I still find it impossible to say, to anyone. it’s the only thing that I just, choke up at and say “ahh.. umm. Yeah..” every time.
She voiced her concern at it and I acknowledged it, and told her I had a hard time saying it. She mostly understood as she knew my childhood background well, but that’s not enough. You need to know your partner loves you.
We grew apart from other reasons, but my lack of showing compassion/ visibly putting in effort surely sped things along. Still feels bad. —OriginsDark
If my wife knew how I treated some of my ex girlfriends I don’t think she would have married me. Some of it was youth but a lot of it was me only thinking about myself. Before my wife and I got married, we were going down the same familiar path to destruction and she asked me if I realized I didn’t care about anyone as much as I cared about myself. I don’t think I would have ever changed if she hadn’t said that. —Jsr5yb
I was 15 and was with this girl more because I liked having a girlfriend than because I liked having her as my girlfriend.
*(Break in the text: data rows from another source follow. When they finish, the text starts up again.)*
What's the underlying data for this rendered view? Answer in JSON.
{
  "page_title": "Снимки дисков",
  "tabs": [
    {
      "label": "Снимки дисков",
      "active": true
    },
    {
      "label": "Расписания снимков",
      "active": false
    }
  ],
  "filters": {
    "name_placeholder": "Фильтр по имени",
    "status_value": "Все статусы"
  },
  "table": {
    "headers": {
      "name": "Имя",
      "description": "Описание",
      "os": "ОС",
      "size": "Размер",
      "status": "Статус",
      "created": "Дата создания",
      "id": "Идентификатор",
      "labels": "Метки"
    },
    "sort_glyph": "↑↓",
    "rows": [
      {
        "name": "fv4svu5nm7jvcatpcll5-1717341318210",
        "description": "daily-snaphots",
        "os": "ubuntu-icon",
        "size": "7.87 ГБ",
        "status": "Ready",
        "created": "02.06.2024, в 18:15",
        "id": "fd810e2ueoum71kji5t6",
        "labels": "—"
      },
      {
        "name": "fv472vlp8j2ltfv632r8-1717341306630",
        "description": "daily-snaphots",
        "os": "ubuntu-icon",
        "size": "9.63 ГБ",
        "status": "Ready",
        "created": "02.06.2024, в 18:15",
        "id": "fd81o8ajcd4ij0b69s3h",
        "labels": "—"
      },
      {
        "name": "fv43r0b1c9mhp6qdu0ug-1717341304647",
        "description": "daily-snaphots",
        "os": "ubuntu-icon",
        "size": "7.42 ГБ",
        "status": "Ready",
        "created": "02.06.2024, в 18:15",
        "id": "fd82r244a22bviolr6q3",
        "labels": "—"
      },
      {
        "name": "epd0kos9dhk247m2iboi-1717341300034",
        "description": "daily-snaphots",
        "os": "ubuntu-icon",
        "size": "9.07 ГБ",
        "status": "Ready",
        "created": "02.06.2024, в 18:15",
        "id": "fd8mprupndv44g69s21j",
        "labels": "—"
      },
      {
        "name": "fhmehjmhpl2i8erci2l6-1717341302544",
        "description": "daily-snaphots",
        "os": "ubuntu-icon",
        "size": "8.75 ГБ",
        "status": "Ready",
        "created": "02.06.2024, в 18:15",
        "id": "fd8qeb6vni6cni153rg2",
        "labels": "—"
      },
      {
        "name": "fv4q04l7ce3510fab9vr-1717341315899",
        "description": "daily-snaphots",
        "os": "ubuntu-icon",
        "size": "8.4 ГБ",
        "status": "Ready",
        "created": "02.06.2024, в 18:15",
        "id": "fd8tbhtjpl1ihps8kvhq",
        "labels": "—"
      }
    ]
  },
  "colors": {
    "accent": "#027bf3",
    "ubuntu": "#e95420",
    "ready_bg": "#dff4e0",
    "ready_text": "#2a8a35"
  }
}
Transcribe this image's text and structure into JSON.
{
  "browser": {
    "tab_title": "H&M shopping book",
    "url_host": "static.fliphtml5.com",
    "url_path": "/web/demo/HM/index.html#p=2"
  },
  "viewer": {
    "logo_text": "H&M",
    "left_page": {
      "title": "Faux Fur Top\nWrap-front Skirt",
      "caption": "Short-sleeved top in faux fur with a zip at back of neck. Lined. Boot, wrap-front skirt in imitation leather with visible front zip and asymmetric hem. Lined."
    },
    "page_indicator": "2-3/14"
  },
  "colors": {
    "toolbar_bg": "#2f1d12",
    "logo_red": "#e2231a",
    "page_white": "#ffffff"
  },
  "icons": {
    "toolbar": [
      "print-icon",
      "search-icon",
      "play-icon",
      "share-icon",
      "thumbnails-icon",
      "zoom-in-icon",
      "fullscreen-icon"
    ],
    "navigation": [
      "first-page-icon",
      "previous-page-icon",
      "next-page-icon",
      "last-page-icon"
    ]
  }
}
Having a girlfriend made me feel like less of a loser and I liked having someone to hug and kiss, and while she was a friend before we got together and I liked her as a person, I got into that relationship for the wrong reasons. —galacticdude7
I’m usually a decent boyfriend, but I have had episodes of insecurity, clingyness and being emotionally unintelligent that ended up hurting my partner.
My first long relationship ended on a bad note because I was too much of a wuss to break up when I saw it wasn’t working anymore, so we kept it going until we snapped and it ended in tears and slammed doors.
Also this summer I was an asshole to a girl that really wanted to be with me, but I only saw her as a rebound. I didn’t treat her like sh*t, but I found myself being emotionally distant and not affectionate enough as I would be to someone I really like. Even though she knew what I felt, I still feel like I led her on and should’ve just stayed single.
Those are 2 episodes I’m really ashamed of, the rest were just awkward moments of me being an bumbling idiot. Thesr happened very often in bed. —Frakhtal098
I was a coercive, entitled prick to my girlfriends in high school. I was dismissive, rude, and manipulative. I felt that they owed me things in exchange for my attention, and got angry when they didn’t give me those things.
It took a group of close friends who were willing to call me out on my sh*t (and years of therapy) to realize how much of an a**hole I was. It’s honestly the best thing I could’ve done because it helped me learn to be…a functional, healthy human being.
I’m not perfect, I won’t ever be perfect, but I am better than I was. That’s the best that I can hope for. —TheLaugh